Is it possible to flip a fully-online course that has no synchronous class meetings? The answer appears to be “yes”, but it involves unlearning some assumptions about flipped learning and about pedagogy in general.
Computing is an essential component of a modern study of mathematics, but intentional training of students on concepts related to computing and programming are rarely built into mathematics degree programs in a systematic way. How might this be done, and what should we expect students to know at various stages of their careers?
Robert Talbert responds to Jennifer Morton’s recent essay on the social and behavioral competencies that students in online classes develop – or rather, don’t develop – as compared to their peers in traditional face-to-face courses.
In the first in a series of “4+1” interviews with interesting people in math, technology, and education, Robert Talbert talks with Derek Bruff, director of the Center for Teaching at Vanderbilt University.
A study from Ohio State University asked engineering faculty to rate the most important math topics for their fields, and their perception of student preparation in each of those topics. Their answers, Robert Talbert says, might surprise you.
The Washington Post reports that universities are finding success with the flipped classroom in increasing student engagement while holding down costs. This is nice to hear, but watch out for the phrase, “saves money and boosts performance” when universities adopt new pedagogical practices.

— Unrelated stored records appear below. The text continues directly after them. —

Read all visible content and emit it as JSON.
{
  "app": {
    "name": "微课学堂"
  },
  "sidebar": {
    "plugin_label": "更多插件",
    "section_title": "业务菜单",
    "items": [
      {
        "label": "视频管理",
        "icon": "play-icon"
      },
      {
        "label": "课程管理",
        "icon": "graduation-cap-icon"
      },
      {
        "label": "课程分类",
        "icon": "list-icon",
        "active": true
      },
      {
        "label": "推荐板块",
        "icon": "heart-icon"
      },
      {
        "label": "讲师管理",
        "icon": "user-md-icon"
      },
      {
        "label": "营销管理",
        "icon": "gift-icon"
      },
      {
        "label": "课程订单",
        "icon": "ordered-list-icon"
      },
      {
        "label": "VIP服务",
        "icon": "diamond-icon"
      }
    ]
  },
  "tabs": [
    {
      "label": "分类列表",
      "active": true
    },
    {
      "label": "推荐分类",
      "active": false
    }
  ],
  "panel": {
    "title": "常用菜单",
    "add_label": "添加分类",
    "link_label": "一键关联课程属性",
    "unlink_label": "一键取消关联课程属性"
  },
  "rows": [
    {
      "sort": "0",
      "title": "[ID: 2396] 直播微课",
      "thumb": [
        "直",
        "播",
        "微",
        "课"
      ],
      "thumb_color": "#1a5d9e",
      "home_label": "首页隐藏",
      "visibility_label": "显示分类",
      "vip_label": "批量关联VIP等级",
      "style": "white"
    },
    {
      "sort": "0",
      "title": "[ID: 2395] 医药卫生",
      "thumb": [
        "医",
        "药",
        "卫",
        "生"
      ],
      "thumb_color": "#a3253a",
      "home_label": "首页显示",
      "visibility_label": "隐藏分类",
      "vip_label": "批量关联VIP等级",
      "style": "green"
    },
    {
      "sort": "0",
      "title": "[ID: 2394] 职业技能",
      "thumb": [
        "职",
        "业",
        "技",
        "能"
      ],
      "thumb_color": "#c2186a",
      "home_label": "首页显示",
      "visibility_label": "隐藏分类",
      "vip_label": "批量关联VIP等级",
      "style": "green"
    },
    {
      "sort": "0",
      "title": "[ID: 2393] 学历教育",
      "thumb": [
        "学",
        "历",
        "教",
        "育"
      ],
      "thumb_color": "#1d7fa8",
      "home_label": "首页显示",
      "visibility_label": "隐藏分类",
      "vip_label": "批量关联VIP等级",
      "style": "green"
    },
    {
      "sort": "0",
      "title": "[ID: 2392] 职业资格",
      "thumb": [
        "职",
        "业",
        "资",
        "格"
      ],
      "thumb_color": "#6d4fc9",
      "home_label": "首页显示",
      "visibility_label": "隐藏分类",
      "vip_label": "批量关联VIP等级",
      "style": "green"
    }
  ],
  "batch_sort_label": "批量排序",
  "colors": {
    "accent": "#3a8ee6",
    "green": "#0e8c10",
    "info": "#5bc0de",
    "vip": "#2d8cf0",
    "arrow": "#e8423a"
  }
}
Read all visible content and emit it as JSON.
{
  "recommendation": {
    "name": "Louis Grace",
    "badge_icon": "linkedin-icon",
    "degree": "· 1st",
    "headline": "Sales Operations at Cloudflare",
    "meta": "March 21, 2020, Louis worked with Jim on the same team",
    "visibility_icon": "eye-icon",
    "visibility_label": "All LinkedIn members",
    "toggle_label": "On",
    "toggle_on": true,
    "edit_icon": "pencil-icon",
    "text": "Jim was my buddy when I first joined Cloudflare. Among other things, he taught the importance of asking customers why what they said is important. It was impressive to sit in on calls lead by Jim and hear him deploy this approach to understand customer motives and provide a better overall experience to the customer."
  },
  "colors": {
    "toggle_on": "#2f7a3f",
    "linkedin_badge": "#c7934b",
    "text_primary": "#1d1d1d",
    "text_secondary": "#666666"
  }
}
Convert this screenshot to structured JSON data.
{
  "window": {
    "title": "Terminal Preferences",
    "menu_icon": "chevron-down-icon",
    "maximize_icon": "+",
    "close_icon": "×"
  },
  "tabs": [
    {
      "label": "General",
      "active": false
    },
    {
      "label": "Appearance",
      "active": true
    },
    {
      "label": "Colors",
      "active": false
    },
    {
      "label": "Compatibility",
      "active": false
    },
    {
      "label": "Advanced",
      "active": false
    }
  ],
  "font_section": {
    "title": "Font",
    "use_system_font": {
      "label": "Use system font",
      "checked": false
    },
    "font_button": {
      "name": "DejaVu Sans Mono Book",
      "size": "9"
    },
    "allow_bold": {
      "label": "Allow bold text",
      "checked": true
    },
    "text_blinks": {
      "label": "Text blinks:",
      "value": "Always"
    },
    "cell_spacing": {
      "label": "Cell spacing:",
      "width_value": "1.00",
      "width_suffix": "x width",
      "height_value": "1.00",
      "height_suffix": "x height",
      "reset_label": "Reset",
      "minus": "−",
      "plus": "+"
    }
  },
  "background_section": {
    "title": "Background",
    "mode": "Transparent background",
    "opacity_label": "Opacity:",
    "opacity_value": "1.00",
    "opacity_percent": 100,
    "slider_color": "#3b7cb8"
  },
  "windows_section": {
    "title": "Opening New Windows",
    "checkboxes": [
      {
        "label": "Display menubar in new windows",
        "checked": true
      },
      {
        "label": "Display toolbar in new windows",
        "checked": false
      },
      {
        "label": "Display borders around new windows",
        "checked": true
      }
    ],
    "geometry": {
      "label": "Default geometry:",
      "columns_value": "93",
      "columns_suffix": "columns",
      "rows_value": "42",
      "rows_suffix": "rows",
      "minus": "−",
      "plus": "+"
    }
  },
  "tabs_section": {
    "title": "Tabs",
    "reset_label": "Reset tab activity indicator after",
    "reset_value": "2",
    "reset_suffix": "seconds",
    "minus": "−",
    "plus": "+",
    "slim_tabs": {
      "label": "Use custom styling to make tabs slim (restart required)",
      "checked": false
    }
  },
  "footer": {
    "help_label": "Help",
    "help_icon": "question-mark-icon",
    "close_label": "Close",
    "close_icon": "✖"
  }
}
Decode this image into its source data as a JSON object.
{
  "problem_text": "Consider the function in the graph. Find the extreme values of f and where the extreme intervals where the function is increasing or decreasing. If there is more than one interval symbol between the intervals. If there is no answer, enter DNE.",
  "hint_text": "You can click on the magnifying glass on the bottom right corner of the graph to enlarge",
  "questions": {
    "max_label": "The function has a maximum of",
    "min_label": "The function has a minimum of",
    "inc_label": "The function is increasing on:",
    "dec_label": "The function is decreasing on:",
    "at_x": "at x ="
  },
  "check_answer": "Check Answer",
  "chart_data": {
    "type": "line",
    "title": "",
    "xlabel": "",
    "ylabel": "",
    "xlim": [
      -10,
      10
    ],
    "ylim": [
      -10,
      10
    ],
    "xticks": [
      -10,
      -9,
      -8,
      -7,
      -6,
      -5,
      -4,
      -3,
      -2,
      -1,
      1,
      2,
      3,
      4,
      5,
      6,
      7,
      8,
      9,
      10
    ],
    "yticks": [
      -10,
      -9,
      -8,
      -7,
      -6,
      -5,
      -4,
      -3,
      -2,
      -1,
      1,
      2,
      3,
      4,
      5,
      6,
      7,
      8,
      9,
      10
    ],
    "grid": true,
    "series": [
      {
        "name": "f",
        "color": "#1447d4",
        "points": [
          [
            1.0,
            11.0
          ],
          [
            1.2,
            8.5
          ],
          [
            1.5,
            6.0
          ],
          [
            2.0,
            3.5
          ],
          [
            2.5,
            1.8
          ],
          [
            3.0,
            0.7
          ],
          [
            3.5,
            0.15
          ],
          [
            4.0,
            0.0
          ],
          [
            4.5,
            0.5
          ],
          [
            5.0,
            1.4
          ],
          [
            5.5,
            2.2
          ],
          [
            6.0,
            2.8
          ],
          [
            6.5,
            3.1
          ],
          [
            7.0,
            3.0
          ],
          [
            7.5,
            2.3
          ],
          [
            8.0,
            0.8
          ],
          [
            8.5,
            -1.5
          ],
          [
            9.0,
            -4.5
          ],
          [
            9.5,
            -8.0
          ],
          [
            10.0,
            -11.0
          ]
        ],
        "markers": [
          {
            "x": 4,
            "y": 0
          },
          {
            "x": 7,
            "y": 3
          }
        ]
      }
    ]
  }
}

A new position paper from the Pacific Research Institute, a free-market think tank, calls out several prominent educators as Khan Academy critics, and attempts to rebut their points. Robert Talbert responds.
I’ve received a grant to implement a bring-your-own-device classroom response system using the web software Learning Catalytics in linear algebra in Winter 2013 semester.
Why do some faculty adopt research-based instructional strategies while others don’t? Some recent research suggests it boils down to one’s gut feelings about what’s right and wrong in the classroom.